Let $$X$$ and $$Y$$ have a joint pdf $$f(x,y)=1, x\le y\le x+1, 0\le x\le1$$ Then, $$f_{X}(x)=\int_{x}^{x+1}1dy,0\le x\le1$$ $$\begin{equation} f_{Y}(y)=\begin{cases} \int_{0}^{y}1dx=y, & \text{0\le y\le1}.\\ \int_{y-1}^{1}1dx=2-y, & \text{1\le y\le2}. \end{cases} \end{equation}$$ Why does here $$f_{Y}(y)$$ branches into 2 parts and why can't we simply say that $$f_{Y}(y)=\int_{x}^{x+1}1dx$$ ? (simillar to $$f_{X}(x)$$) . I do get that we need to get a function in terms of $$y$$ but all I am doing is just looking at the given inequality.

I ask these 2 questions together because I believe the issue comes from the same misunderstanding on my part.

• Sketch the domains of integration in the plane; that will make everything obvious.
– whuber
Nov 19, 2020 at 18:12
• Could you please correct your question title as it is missing at least one noun? Nov 20, 2020 at 10:04

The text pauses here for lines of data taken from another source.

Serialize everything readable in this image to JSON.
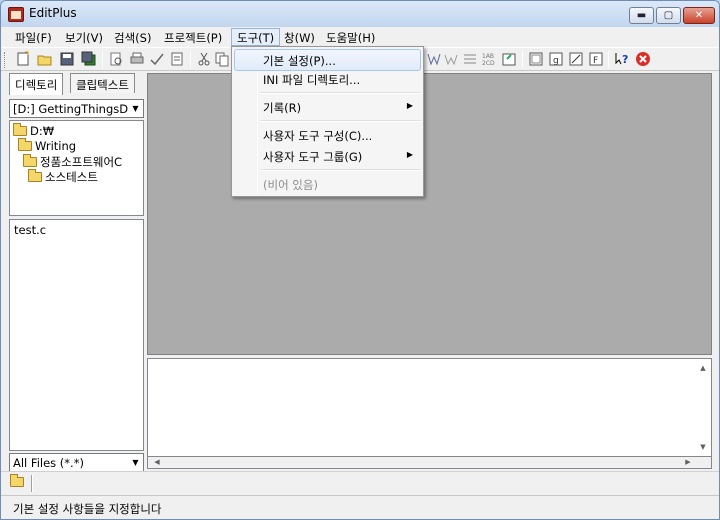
{
  "window": {
    "title": "EditPlus",
    "minimize": "▬",
    "maximize": "▢",
    "close": "✕"
  },
  "menubar": {
    "items": [
      {
        "label": "파일(F)"
      },
      {
        "label": "보기(V)"
      },
      {
        "label": "검색(S)"
      },
      {
        "label": "프로젝트(P)"
      },
      {
        "label": "도구(T)"
      },
      {
        "label": "창(W)"
      },
      {
        "label": "도움말(H)"
      }
    ],
    "active_index": 4
  },
  "toolbar": {
    "icons": [
      "new-file-icon",
      "open-folder-icon",
      "save-icon",
      "save-all-icon",
      "print-preview-icon",
      "print-icon",
      "spell-check-icon",
      "properties-icon",
      "cut-icon",
      "copy-icon",
      "word-wrap-icon",
      "wrap-indicator-icon",
      "line-numbers-icon",
      "column-select-icon",
      "toggle-output-icon",
      "fullscreen-icon",
      "help-icon",
      "stop-icon"
    ]
  },
  "left_panel": {
    "tabs": [
      {
        "label": "디렉토리"
      },
      {
        "label": "클립텍스트"
      }
    ],
    "drive": "[D:] GettingThingsDor",
    "tree": [
      {
        "label": "D:₩",
        "depth": 0
      },
      {
        "label": "Writing",
        "depth": 1
      },
      {
        "label": "정품소프트웨어C",
        "depth": 2
      },
      {
        "label": "소스테스트",
        "depth": 3
      }
    ],
    "files": [
      "test.c"
    ],
    "filter": "All Files (*.*)"
  },
  "tools_menu": {
    "items": [
      {
        "label": "기본 설정(P)...",
        "hover": true
      },
      {
        "label": "INI 파일 디렉토리..."
      },
      {
        "label": "기록(R)",
        "submenu": true
      },
      {
        "label": "사용자 도구 구성(C)..."
      },
      {
        "label": "사용자 도구 그룹(G)",
        "submenu": true
      },
      {
        "label": "(비어 있음)",
        "disabled": true
      }
    ]
  },
  "statusbar": {
    "text": "기본 설정 사항들을 지정합니다"
  },
  "colors": {
    "editor_bg": "#ababab",
    "menu_hover": "#e1ebf9",
    "close_red": "#c8412b"
  }
}
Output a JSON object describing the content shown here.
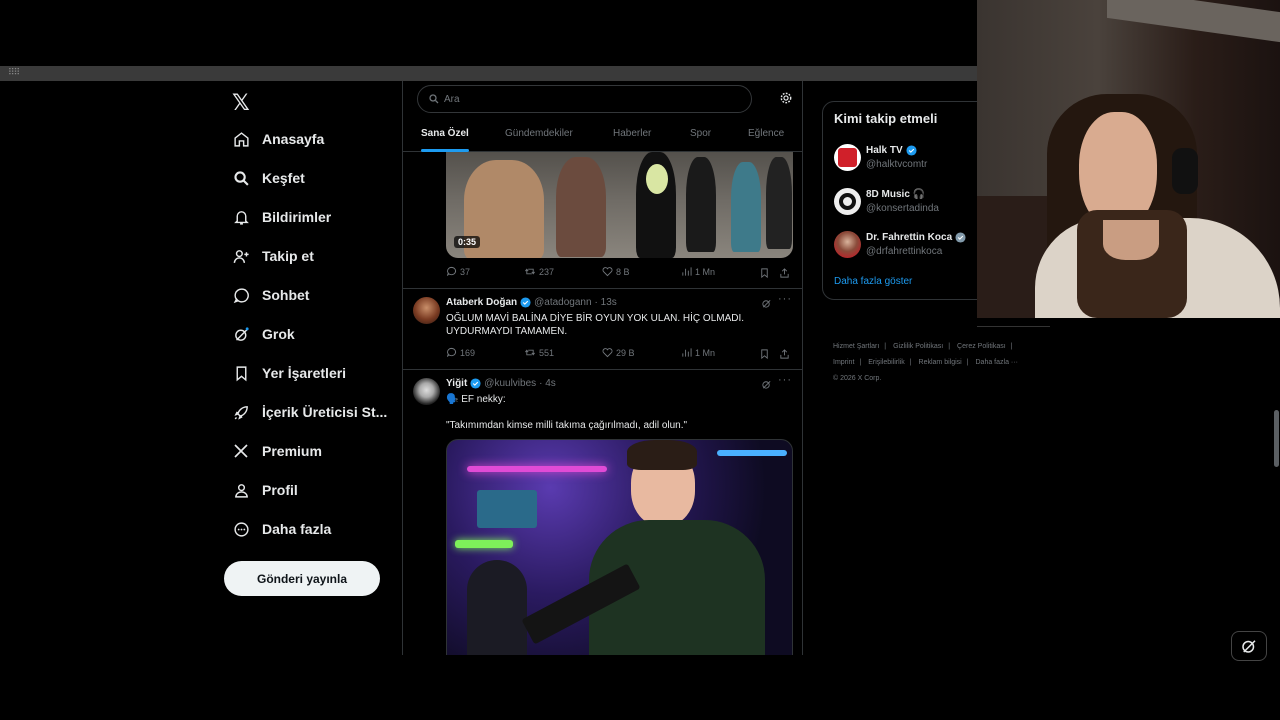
{
  "topbar": {
    "grid_icon": "grid-icon"
  },
  "nav": {
    "logo": "𝕏",
    "items": [
      {
        "label": "Anasayfa",
        "icon": "home-icon"
      },
      {
        "label": "Keşfet",
        "icon": "search-icon"
      },
      {
        "label": "Bildirimler",
        "icon": "bell-icon"
      },
      {
        "label": "Takip et",
        "icon": "add-person-icon"
      },
      {
        "label": "Sohbet",
        "icon": "chat-bubble-icon"
      },
      {
        "label": "Grok",
        "icon": "grok-icon"
      },
      {
        "label": "Yer İşaretleri",
        "icon": "bookmark-icon"
      },
      {
        "label": "İçerik Üreticisi St...",
        "icon": "rocket-icon"
      },
      {
        "label": "Premium",
        "icon": "x-logo-icon"
      },
      {
        "label": "Profil",
        "icon": "person-icon"
      },
      {
        "label": "Daha fazla",
        "icon": "more-circle-icon"
      }
    ],
    "post_button": "Gönderi yayınla"
  },
  "search": {
    "placeholder": "Ara"
  },
  "tabs": [
    "Sana Özel",
    "Gündemdekiler",
    "Haberler",
    "Spor",
    "Eğlence"
  ],
  "feed": {
    "tweet0": {
      "duration": "0:35",
      "replies": "37",
      "reposts": "237",
      "likes": "8 B",
      "views": "1 Mn"
    },
    "tweet1": {
      "name": "Ataberk Doğan",
      "handle": "@atadogann",
      "time": "· 13s",
      "text": "OĞLUM MAVİ BALİNA DİYE BİR OYUN YOK ULAN. HİÇ OLMADI. UYDURMAYDI TAMAMEN.",
      "replies": "169",
      "reposts": "551",
      "likes": "29 B",
      "views": "1 Mn"
    },
    "tweet2": {
      "name": "Yiğit",
      "handle": "@kuulvibes",
      "time": "· 4s",
      "line1": "🗣️ EF nekky:",
      "line2": "\"Takımımdan kimse milli takıma çağırılmadı, adil olun.\""
    }
  },
  "who_to_follow": {
    "title": "Kimi takip etmeli",
    "accounts": [
      {
        "name": "Halk TV",
        "handle": "@halktvcomtr",
        "verified": true
      },
      {
        "name": "8D Music 🎧",
        "handle": "@konsertadinda",
        "verified": false
      },
      {
        "name": "Dr. Fahrettin Koca",
        "handle": "@drfahrettinkoca",
        "verified": true
      }
    ],
    "show_more": "Daha fazla göster"
  },
  "footer": {
    "links": [
      "Hizmet Şartları",
      "Gizlilik Politikası",
      "Çerez Politikası",
      "Imprint",
      "Erişilebilirlik",
      "Reklam bilgisi",
      "Daha fazla ···"
    ],
    "copyright": "© 2026 X Corp."
  },
  "colors": {
    "accent": "#1d9bf0",
    "bg": "#000000",
    "border": "#2f3336",
    "muted": "#71767b"
  }
}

When writing (correctly) $$\mathbb E[X]=\int_{0}^{1} \int_{x}^{1} 2x \,\mathrm dy \,\mathrm dx$$ one skips intermediate steps: \begin{align} \mathbb E[X] &= \int_{\mathbb R^2} x f(x,y)\,\,\mathrm d(x,y)\tag{definition}\\ &= \int_{\mathbb R^2} x\times2\times\mathbb I_{\underbrace{\{(x,y);\,0\le x\le y \le 1\}}_{\text{support set}}}(x,y) \,\,\mathrm d(x,y)\\ &= \int_{\underbrace{(0,1)^2}_{\text{max range}}} x\times2\times\mathbb I_{\{(x,y);\,0\le x\le y \le 1\}}(x,y) \,\,\mathrm d(x,y)\\ &= \int_0^1 2x \Big\{ \int_0^1 \mathbb I_{\underbrace{\{y;\,x\le y \le 1\}}_{\text{y sliced support}}}(y)\,\mathrm dy \Big\} \,\mathrm dx\\ &= \int_0^1 2x \Big\{\int_x^1 \,\mathrm dy\Big\} \,\mathrm dx \end{align} The same applies to $$\mathbb E[Y]$$: \begin{align} \mathbb E[Y] &= \int_{\mathbb R^2} y f(x,y)\,\,\mathrm d(x,y)\tag{definition}\\ &= \int_{\mathbb R^2} y\times2\times\mathbb I_{\underbrace{\{(x,y);\,0\le x\le y \le 1\}}_{\text{support set}}}(x,y) \,\,\mathrm d(x,y)\\ &= \int_{\underbrace{(0,1)^2}_{\text{max range}}} y\times2\times\mathbb I_{\{(x,y);\,0\le x\le y \le 1\}}(x,y) \,\,\mathrm d(x,y)\\ &= \int_0^1 2y \Big\{ \int_0^1 \mathbb I_{\underbrace{\{x;\,0\le x\le y\}}_{\text{x sliced support}}}(x)\,\mathrm dx \Big\} \,\mathrm dx\\ &= \int_0^1 2y \Big\{\int_0^x \,\mathrm dx\Big\} \,\mathrm dy \end{align}